▸ Your task
For this exercise, please find the lines in the entries that include the word "Operations" and copy them.

▸ Materials provided
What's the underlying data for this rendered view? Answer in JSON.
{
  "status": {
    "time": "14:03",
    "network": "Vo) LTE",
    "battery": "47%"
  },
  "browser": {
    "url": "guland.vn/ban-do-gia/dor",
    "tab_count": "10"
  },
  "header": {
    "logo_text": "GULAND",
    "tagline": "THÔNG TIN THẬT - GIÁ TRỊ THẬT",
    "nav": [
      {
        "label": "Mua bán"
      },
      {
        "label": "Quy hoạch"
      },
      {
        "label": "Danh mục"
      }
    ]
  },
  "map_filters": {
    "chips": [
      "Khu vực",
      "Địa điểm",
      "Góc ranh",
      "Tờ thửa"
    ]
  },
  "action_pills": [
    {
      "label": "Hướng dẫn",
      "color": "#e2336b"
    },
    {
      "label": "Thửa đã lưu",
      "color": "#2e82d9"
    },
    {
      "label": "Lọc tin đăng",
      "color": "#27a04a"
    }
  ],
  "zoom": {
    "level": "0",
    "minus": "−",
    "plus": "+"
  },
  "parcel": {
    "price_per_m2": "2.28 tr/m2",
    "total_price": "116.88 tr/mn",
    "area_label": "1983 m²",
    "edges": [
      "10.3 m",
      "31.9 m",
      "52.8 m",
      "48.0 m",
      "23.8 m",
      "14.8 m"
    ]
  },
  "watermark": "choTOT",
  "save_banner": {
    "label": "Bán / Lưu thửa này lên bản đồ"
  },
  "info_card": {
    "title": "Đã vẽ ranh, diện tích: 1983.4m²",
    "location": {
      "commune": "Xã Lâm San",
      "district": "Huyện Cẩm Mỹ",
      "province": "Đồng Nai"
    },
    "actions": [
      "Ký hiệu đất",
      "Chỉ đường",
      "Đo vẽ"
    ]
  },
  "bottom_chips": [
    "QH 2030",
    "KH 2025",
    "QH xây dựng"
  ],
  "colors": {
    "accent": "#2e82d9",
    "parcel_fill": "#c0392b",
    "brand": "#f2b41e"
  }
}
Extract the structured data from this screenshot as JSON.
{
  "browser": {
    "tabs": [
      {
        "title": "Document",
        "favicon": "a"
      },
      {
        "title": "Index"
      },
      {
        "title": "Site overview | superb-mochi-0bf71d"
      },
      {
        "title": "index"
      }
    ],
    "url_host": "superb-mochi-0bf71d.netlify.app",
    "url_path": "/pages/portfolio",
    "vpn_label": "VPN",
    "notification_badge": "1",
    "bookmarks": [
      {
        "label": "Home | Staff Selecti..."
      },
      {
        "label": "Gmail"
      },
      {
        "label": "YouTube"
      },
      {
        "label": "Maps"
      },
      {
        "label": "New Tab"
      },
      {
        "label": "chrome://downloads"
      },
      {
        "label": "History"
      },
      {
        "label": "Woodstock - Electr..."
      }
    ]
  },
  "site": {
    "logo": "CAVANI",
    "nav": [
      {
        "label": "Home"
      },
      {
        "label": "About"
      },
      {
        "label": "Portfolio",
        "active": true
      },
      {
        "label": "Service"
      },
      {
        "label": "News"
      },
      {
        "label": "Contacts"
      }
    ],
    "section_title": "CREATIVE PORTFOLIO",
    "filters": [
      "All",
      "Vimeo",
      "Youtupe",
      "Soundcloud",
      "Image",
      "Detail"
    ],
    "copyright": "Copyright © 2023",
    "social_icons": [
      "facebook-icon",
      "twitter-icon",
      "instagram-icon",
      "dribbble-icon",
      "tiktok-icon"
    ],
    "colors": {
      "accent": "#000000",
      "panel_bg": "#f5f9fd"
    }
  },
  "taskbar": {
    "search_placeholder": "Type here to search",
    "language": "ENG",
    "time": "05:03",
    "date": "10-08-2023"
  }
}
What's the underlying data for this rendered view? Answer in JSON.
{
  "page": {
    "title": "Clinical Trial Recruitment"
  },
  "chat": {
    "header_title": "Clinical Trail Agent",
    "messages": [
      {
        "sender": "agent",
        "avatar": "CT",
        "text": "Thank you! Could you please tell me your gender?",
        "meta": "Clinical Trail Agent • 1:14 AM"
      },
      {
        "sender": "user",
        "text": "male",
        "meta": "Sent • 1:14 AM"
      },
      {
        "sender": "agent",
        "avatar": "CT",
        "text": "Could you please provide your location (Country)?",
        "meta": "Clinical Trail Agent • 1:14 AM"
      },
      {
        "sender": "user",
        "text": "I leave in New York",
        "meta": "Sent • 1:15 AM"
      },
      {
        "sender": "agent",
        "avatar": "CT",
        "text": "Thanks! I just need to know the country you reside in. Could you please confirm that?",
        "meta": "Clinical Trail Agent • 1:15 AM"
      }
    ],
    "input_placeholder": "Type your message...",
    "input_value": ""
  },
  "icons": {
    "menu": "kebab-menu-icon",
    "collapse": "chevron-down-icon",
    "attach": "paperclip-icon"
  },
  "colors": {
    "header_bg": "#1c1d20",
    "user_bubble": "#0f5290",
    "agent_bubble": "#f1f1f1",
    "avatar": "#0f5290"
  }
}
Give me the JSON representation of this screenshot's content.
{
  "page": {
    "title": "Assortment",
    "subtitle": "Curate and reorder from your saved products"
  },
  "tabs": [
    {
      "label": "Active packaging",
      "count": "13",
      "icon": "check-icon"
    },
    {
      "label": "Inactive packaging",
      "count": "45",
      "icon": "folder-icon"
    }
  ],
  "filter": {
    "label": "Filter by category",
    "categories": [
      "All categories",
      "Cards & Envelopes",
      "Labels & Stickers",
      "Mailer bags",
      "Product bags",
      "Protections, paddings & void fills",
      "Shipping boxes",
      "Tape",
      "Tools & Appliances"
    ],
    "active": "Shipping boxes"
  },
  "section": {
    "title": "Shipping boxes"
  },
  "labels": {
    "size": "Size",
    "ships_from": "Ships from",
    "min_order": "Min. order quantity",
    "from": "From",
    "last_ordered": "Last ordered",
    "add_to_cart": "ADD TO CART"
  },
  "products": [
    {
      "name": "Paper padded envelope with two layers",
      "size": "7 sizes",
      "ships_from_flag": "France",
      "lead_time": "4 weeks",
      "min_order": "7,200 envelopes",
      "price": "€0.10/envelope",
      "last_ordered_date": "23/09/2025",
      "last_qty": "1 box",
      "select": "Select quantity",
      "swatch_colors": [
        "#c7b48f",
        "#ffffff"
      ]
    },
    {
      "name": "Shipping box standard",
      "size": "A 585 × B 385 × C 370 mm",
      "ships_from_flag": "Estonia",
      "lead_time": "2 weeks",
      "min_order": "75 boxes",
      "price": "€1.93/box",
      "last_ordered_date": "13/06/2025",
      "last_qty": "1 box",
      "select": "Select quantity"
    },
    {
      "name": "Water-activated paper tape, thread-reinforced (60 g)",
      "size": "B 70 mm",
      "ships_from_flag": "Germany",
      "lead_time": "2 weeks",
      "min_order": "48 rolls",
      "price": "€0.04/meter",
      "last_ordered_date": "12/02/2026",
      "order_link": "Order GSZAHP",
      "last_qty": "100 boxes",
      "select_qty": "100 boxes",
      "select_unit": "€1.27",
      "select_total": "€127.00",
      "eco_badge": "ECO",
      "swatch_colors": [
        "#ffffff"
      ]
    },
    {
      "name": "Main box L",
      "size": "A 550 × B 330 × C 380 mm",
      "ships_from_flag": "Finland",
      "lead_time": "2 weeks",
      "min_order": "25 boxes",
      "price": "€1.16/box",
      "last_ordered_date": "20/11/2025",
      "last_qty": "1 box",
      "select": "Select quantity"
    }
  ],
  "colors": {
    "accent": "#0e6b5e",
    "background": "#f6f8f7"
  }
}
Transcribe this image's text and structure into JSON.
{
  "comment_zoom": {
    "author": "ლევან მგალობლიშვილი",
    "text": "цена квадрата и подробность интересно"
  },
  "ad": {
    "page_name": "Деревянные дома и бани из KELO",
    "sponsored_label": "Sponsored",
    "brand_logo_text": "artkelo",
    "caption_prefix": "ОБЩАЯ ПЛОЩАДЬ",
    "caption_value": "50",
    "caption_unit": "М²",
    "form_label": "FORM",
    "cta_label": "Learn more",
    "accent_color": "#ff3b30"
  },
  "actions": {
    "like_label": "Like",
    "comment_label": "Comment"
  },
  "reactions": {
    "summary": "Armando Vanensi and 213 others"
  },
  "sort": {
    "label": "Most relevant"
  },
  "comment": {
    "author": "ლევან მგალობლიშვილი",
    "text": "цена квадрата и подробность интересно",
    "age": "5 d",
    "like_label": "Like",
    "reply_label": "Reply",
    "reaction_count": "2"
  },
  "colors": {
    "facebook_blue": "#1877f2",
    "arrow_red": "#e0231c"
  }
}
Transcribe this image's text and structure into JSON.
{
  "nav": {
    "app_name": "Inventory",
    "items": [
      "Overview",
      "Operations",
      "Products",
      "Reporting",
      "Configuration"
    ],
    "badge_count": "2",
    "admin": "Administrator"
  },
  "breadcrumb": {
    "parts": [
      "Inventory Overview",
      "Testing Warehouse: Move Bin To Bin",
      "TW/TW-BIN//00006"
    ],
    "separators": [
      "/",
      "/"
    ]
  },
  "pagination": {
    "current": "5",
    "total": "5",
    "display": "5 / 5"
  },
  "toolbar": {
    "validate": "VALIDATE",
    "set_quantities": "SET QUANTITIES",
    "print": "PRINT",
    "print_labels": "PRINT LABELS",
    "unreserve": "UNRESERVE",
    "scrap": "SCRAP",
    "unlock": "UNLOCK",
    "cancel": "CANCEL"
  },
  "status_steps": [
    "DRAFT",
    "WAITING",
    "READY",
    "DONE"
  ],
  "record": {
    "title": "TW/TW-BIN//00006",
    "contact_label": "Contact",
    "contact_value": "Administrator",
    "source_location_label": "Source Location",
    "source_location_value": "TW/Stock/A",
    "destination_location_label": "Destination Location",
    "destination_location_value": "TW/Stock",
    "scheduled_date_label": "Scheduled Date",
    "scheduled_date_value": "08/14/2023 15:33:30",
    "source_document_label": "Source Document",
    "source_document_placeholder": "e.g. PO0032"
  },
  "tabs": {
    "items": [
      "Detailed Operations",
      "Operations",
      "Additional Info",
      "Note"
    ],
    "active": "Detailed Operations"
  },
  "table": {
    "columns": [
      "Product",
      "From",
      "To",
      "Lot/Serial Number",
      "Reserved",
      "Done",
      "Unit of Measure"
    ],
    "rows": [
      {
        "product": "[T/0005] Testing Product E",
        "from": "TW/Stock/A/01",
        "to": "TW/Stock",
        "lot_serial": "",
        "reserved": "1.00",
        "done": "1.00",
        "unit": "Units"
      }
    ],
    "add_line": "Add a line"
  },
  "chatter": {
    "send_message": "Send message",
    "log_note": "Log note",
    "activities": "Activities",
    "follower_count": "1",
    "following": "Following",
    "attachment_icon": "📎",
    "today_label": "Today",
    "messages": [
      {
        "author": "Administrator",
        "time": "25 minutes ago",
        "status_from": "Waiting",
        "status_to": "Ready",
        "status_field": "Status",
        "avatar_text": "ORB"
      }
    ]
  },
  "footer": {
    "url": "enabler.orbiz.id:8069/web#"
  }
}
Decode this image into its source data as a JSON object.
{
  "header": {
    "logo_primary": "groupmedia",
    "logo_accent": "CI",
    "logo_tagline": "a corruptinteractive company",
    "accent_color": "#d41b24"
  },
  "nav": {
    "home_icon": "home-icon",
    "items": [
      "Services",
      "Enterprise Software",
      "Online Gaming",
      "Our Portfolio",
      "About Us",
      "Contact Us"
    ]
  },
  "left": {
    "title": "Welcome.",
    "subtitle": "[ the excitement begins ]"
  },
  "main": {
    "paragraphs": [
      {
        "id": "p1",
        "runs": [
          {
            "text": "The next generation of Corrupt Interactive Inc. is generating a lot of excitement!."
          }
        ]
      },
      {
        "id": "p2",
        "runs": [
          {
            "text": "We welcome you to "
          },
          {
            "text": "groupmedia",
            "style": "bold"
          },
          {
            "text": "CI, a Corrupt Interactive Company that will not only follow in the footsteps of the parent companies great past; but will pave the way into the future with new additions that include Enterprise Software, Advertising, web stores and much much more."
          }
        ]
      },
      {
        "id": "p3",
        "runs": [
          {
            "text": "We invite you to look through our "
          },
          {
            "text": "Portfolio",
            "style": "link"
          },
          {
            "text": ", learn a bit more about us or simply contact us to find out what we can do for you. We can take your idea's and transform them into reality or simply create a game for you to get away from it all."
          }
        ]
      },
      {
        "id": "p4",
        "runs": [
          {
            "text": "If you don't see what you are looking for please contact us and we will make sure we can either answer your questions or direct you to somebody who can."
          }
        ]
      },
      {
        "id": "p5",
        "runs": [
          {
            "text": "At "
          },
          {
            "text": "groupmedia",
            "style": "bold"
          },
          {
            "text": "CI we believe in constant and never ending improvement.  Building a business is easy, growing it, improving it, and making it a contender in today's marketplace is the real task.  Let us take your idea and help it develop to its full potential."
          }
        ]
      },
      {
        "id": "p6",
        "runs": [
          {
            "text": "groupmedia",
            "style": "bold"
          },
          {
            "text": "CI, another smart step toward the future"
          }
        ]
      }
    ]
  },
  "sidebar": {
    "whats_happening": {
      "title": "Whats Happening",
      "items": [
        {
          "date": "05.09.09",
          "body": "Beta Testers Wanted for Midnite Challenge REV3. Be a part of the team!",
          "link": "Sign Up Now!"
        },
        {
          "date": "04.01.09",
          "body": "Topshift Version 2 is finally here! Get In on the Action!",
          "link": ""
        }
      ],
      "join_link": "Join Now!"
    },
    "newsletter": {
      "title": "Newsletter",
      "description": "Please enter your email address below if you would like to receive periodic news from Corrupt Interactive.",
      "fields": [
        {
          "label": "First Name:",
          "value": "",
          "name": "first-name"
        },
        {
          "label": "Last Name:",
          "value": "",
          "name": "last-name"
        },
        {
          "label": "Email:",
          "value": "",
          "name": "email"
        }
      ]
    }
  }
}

▸ Expected answer
      "Operations",
      "Detailed Operations",
      "Operations",
    "active": "Detailed Operations"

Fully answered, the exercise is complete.